By S. Lakshmi Narasimhan Founder, Ignite Insight LLC | June 2013
Is your asset producing the required bang for the buck?
Businesses thrive on a continuous source of Revenue streams. Revenues are the foundation for any performance measurement. If you don't have a top line, there is no bottom line to talk of either. If revenues are the foundation, then the assets that produce that foundation are even more critical to the success of the business. However, revenue streams come under strain over the years when the underlying assets get tired and wear out. Renovation programs are designed to upgrade these assets so that revenues can be sustained. It is a trade-off of a big chunk of investment now to earn revenues for the coming years. With competition fierce, it is no more a "nice to have" but mandatory for survival. Thus, renovations are part and parcel of a business' sustenance strategy.
The Asset Turnover Ratio
A key ratio that measures the relationship between revenues/profits and assets is the Asset Turnover ratio. This ratio measures how much dollar revenues/profits are earned for every dollar invested in assets. An Asset Turnover ratio measures the capacity utilization factor for a business. In hotel business parlance, the measure that is used is the RevPAR although it must be said that the RevPAR is rooms centric as in, it measures only rooms revenues. So, you could actually calculate an Asset Turnover ratio using the Gross Revenues for the entire hotel.
Asset Turnover ratio is ideally comparable over periods of time for a business. This allows the business to check whether for every dollar of asset invested whether the Turnover (revenues or sales) are falling. This is critical to make a comment about the continuous revenue streams that are the life blood of the business.

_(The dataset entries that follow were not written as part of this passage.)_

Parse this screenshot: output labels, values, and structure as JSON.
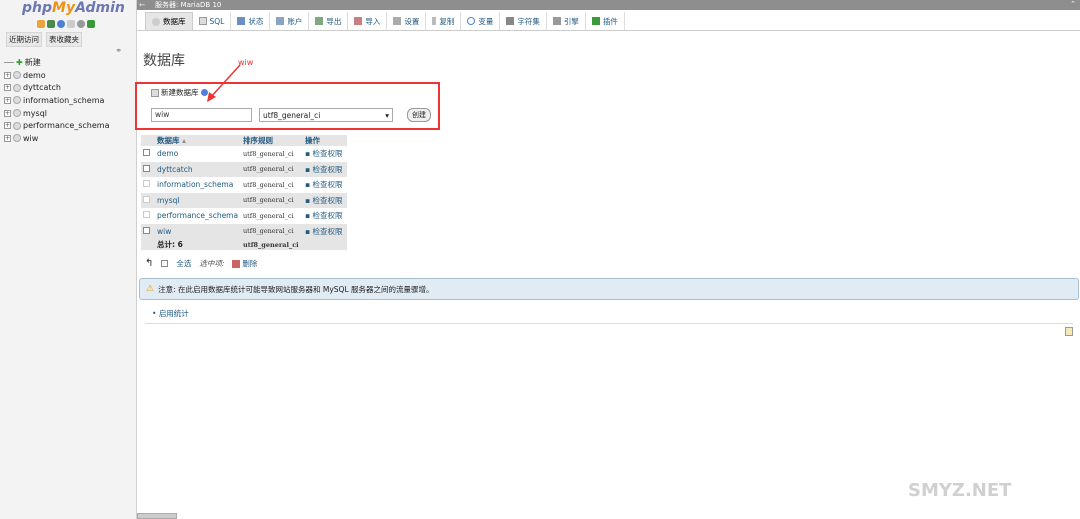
{
  "logo": {
    "php": "php",
    "my": "My",
    "admin": "Admin"
  },
  "nav": {
    "tabs": [
      "近期访问",
      "表收藏夹"
    ]
  },
  "tree": {
    "new_label": "新建",
    "items": [
      "demo",
      "dyttcatch",
      "information_schema",
      "mysql",
      "performance_schema",
      "wiw"
    ]
  },
  "topbar": {
    "title": "服务器: MariaDB 10"
  },
  "menu": {
    "tabs": [
      {
        "label": "数据库",
        "icon": "database-icon"
      },
      {
        "label": "SQL",
        "icon": "sql-icon"
      },
      {
        "label": "状态",
        "icon": "status-icon"
      },
      {
        "label": "账户",
        "icon": "users-icon"
      },
      {
        "label": "导出",
        "icon": "export-icon"
      },
      {
        "label": "导入",
        "icon": "import-icon"
      },
      {
        "label": "设置",
        "icon": "settings-icon"
      },
      {
        "label": "复制",
        "icon": "replication-icon"
      },
      {
        "label": "变量",
        "icon": "variables-icon"
      },
      {
        "label": "字符集",
        "icon": "charset-icon"
      },
      {
        "label": "引擎",
        "icon": "engine-icon"
      },
      {
        "label": "插件",
        "icon": "plugin-icon"
      }
    ]
  },
  "main": {
    "title": "数据库",
    "annotation": "wiw",
    "create": {
      "legend": "新建数据库",
      "name_value": "wiw",
      "collation_value": "utf8_general_ci",
      "button_label": "创建"
    },
    "table": {
      "headers": [
        "数据库",
        "排序规则",
        "操作"
      ],
      "rows": [
        {
          "name": "demo",
          "collation": "utf8_general_ci",
          "action": "检查权限"
        },
        {
          "name": "dyttcatch",
          "collation": "utf8_general_ci",
          "action": "检查权限"
        },
        {
          "name": "information_schema",
          "collation": "utf8_general_ci",
          "action": "检查权限"
        },
        {
          "name": "mysql",
          "collation": "utf8_general_ci",
          "action": "检查权限"
        },
        {
          "name": "performance_schema",
          "collation": "utf8_general_ci",
          "action": "检查权限"
        },
        {
          "name": "wiw",
          "collation": "utf8_general_ci",
          "action": "检查权限"
        }
      ],
      "total_label": "总计: 6",
      "total_collation": "utf8_general_ci"
    },
    "bulk": {
      "select_all": "全选",
      "with_selected": "选中项:",
      "delete": "删除"
    },
    "notice": "注意: 在此启用数据库统计可能导致网站服务器和 MySQL 服务器之间的流量骤增。",
    "enable_stats": "启用统计"
  },
  "watermark": "SMYZ.NET",
  "colors": {
    "accent": "#235a81",
    "annotation": "#ee3333",
    "notice_bg": "#e0ebf4"
  }
}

A falling Asset Turnover ratio may signal the need for a close look at the underlying asset. This is where renovation cycles come in. The expression "tired product" is often used for an asset, which is wearing out.